Data provided =
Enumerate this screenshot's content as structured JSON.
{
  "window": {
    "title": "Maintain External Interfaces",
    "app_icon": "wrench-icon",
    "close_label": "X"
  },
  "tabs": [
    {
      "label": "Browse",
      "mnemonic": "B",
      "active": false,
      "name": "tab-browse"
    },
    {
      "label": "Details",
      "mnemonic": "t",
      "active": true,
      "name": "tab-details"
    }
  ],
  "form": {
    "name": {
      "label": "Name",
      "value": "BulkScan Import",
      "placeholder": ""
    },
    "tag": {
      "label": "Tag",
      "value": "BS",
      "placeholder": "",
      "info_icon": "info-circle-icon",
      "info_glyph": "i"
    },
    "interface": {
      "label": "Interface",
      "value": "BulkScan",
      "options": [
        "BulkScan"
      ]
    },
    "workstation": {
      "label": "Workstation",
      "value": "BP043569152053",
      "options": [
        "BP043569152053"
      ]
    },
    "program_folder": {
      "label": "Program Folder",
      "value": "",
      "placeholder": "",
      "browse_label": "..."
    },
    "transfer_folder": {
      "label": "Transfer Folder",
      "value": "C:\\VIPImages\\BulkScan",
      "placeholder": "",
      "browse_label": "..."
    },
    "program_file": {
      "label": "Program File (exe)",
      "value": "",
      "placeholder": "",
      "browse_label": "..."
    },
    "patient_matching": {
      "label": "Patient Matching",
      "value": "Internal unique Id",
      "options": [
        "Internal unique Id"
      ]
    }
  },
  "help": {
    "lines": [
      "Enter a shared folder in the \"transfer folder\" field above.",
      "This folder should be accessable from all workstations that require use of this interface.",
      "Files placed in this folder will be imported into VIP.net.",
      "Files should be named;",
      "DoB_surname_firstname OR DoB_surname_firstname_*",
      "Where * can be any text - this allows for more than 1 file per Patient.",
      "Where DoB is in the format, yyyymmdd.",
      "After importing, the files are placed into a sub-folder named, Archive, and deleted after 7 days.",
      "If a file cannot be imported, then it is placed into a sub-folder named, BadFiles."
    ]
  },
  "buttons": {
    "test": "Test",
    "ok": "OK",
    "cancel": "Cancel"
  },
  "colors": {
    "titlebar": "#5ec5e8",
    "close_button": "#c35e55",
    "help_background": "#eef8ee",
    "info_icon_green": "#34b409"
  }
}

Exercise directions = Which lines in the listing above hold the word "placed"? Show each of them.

Answer for this exercise =
      "Files placed in this folder will be imported into VIP.net.",
      "After importing, the files are placed into a sub-folder named, Archive, and deleted after 7 days.",
      "If a file cannot be imported, then it is placed into a sub-folder named, BadFiles."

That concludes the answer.